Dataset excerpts
■ ■ ■ ■ ■ ■ ■
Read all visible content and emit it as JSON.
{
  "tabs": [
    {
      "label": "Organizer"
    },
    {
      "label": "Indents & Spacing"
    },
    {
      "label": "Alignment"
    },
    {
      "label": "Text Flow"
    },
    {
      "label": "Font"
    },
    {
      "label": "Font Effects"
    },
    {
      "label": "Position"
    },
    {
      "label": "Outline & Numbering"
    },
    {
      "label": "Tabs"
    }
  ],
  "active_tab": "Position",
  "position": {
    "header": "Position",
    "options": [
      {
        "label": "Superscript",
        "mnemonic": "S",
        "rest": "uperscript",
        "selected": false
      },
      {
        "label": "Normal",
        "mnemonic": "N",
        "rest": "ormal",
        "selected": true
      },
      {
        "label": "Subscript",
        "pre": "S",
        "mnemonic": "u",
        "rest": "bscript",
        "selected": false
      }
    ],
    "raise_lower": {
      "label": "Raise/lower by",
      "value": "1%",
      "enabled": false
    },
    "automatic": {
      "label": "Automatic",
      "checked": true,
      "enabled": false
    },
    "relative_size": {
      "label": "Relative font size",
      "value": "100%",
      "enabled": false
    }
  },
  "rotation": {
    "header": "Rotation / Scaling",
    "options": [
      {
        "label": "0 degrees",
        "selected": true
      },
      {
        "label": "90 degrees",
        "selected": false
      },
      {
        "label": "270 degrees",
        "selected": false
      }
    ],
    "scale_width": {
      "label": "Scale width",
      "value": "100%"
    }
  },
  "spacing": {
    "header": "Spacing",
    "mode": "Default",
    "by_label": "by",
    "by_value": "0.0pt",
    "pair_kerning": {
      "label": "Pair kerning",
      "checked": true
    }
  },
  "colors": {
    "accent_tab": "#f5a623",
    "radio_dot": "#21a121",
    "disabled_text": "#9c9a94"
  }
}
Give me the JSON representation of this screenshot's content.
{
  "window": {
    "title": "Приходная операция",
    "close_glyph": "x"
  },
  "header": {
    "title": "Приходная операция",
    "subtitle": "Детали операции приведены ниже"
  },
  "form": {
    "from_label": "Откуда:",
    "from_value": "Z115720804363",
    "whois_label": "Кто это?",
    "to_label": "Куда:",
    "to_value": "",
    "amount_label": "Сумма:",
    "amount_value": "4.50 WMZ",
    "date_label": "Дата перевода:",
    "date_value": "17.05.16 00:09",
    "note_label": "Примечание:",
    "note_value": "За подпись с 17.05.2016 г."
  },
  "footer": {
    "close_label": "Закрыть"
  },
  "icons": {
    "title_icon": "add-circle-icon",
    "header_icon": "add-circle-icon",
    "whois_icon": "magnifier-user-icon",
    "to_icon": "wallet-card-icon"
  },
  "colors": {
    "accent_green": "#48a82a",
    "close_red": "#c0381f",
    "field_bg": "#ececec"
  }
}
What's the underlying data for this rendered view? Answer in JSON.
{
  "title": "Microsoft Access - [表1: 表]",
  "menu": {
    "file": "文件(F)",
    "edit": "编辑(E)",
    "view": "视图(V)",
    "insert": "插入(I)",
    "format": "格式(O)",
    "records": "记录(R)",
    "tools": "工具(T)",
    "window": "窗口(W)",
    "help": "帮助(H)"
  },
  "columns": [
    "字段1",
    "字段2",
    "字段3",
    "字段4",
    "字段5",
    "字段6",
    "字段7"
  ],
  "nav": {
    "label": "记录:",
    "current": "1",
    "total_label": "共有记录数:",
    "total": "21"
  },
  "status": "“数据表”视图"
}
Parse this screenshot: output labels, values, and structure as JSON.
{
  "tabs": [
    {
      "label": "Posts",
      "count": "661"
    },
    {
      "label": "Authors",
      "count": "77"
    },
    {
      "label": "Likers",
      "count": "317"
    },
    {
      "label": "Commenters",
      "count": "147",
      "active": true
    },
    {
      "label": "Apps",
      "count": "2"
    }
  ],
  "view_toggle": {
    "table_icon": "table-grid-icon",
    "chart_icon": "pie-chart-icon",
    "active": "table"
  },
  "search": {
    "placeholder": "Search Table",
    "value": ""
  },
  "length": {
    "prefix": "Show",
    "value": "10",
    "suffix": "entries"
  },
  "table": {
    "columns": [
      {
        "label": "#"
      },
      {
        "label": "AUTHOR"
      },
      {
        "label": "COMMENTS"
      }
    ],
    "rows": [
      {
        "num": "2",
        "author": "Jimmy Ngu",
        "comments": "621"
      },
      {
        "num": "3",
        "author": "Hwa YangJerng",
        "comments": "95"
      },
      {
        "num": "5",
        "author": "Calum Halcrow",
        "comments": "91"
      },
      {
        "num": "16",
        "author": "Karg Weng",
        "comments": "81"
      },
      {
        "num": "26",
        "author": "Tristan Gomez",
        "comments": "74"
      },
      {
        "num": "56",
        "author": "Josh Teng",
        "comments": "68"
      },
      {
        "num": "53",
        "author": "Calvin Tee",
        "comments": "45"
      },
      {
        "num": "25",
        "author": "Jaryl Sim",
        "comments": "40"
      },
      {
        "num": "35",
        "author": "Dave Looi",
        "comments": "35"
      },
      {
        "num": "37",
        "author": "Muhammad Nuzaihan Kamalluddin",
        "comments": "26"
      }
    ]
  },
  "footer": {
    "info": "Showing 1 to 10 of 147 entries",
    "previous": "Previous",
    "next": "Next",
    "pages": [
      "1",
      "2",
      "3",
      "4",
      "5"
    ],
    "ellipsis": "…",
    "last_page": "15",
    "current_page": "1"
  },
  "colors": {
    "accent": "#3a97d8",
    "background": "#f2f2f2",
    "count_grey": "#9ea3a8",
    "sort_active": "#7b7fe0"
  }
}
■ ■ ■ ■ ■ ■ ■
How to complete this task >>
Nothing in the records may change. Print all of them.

Response for this exercise >>
Read all visible content and emit it as JSON.
{
  "tabs": [
    {
      "label": "Organizer"
    },
    {
      "label": "Indents & Spacing"
    },
    {
      "label": "Alignment"
    },
    {
      "label": "Text Flow"
    },
    {
      "label": "Font"
    },
    {
      "label": "Font Effects"
    },
    {
      "label": "Position"
    },
    {
      "label": "Outline & Numbering"
    },
    {
      "label": "Tabs"
    }
  ],
  "active_tab": "Position",
  "position": {
    "header": "Position",
    "options": [
      {
        "label": "Superscript",
        "mnemonic": "S",
        "rest": "uperscript",
        "selected": false
      },
      {
        "label": "Normal",
        "mnemonic": "N",
        "rest": "ormal",
        "selected": true
      },
      {
        "label": "Subscript",
        "pre": "S",
        "mnemonic": "u",
        "rest": "bscript",
        "selected": false
      }
    ],
    "raise_lower": {
      "label": "Raise/lower by",
      "value": "1%",
      "enabled": false
    },
    "automatic": {
      "label": "Automatic",
      "checked": true,
      "enabled": false
    },
    "relative_size": {
      "label": "Relative font size",
      "value": "100%",
      "enabled": false
    }
  },
  "rotation": {
    "header": "Rotation / Scaling",
    "options": [
      {
        "label": "0 degrees",
        "selected": true
      },
      {
        "label": "90 degrees",
        "selected": false
      },
      {
        "label": "270 degrees",
        "selected": false
      }
    ],
    "scale_width": {
      "label": "Scale width",
      "value": "100%"
    }
  },
  "spacing": {
    "header": "Spacing",
    "mode": "Default",
    "by_label": "by",
    "by_value": "0.0pt",
    "pair_kerning": {
      "label": "Pair kerning",
      "checked": true
    }
  },
  "colors": {
    "accent_tab": "#f5a623",
    "radio_dot": "#21a121",
    "disabled_text": "#9c9a94"
  }
}
Give me the JSON representation of this screenshot's content.
{
  "window": {
    "title": "Приходная операция",
    "close_glyph": "x"
  },
  "header": {
    "title": "Приходная операция",
    "subtitle": "Детали операции приведены ниже"
  },
  "form": {
    "from_label": "Откуда:",
    "from_value": "Z115720804363",
    "whois_label": "Кто это?",
    "to_label": "Куда:",
    "to_value": "",
    "amount_label": "Сумма:",
    "amount_value": "4.50 WMZ",
    "date_label": "Дата перевода:",
    "date_value": "17.05.16 00:09",
    "note_label": "Примечание:",
    "note_value": "За подпись с 17.05.2016 г."
  },
  "footer": {
    "close_label": "Закрыть"
  },
  "icons": {
    "title_icon": "add-circle-icon",
    "header_icon": "add-circle-icon",
    "whois_icon": "magnifier-user-icon",
    "to_icon": "wallet-card-icon"
  },
  "colors": {
    "accent_green": "#48a82a",
    "close_red": "#c0381f",
    "field_bg": "#ececec"
  }
}
What's the underlying data for this rendered view? Answer in JSON.
{
  "title": "Microsoft Access - [表1: 表]",
  "menu": {
    "file": "文件(F)",
    "edit": "编辑(E)",
    "view": "视图(V)",
    "insert": "插入(I)",
    "format": "格式(O)",
    "records": "记录(R)",
    "tools": "工具(T)",
    "window": "窗口(W)",
    "help": "帮助(H)"
  },
  "columns": [
    "字段1",
    "字段2",
    "字段3",
    "字段4",
    "字段5",
    "字段6",
    "字段7"
  ],
  "nav": {
    "label": "记录:",
    "current": "1",
    "total_label": "共有记录数:",
    "total": "21"
  },
  "status": "“数据表”视图"
}
Parse this screenshot: output labels, values, and structure as JSON.
{
  "tabs": [
    {
      "label": "Posts",
      "count": "661"
    },
    {
      "label": "Authors",
      "count": "77"
    },
    {
      "label": "Likers",
      "count": "317"
    },
    {
      "label": "Commenters",
      "count": "147",
      "active": true
    },
    {
      "label": "Apps",
      "count": "2"
    }
  ],
  "view_toggle": {
    "table_icon": "table-grid-icon",
    "chart_icon": "pie-chart-icon",
    "active": "table"
  },
  "search": {
    "placeholder": "Search Table",
    "value": ""
  },
  "length": {
    "prefix": "Show",
    "value": "10",
    "suffix": "entries"
  },
  "table": {
    "columns": [
      {
        "label": "#"
      },
      {
        "label": "AUTHOR"
      },
      {
        "label": "COMMENTS"
      }
    ],
    "rows": [
      {
        "num": "2",
        "author": "Jimmy Ngu",
        "comments": "621"
      },
      {
        "num": "3",
        "author": "Hwa YangJerng",
        "comments": "95"
      },
      {
        "num": "5",
        "author": "Calum Halcrow",
        "comments": "91"
      },
      {
        "num": "16",
        "author": "Karg Weng",
        "comments": "81"
      },
      {
        "num": "26",
        "author": "Tristan Gomez",
        "comments": "74"
      },
      {
        "num": "56",
        "author": "Josh Teng",
        "comments": "68"
      },
      {
        "num": "53",
        "author": "Calvin Tee",
        "comments": "45"
      },
      {
        "num": "25",
        "author": "Jaryl Sim",
        "comments": "40"
      },
      {
        "num": "35",
        "author": "Dave Looi",
        "comments": "35"
      },
      {
        "num": "37",
        "author": "Muhammad Nuzaihan Kamalluddin",
        "comments": "26"
      }
    ]
  },
  "footer": {
    "info": "Showing 1 to 10 of 147 entries",
    "previous": "Previous",
    "next": "Next",
    "pages": [
      "1",
      "2",
      "3",
      "4",
      "5"
    ],
    "ellipsis": "…",
    "last_page": "15",
    "current_page": "1"
  },
  "colors": {
    "accent": "#3a97d8",
    "background": "#f2f2f2",
    "count_grey": "#9ea3a8",
    "sort_active": "#7b7fe0"
  }
}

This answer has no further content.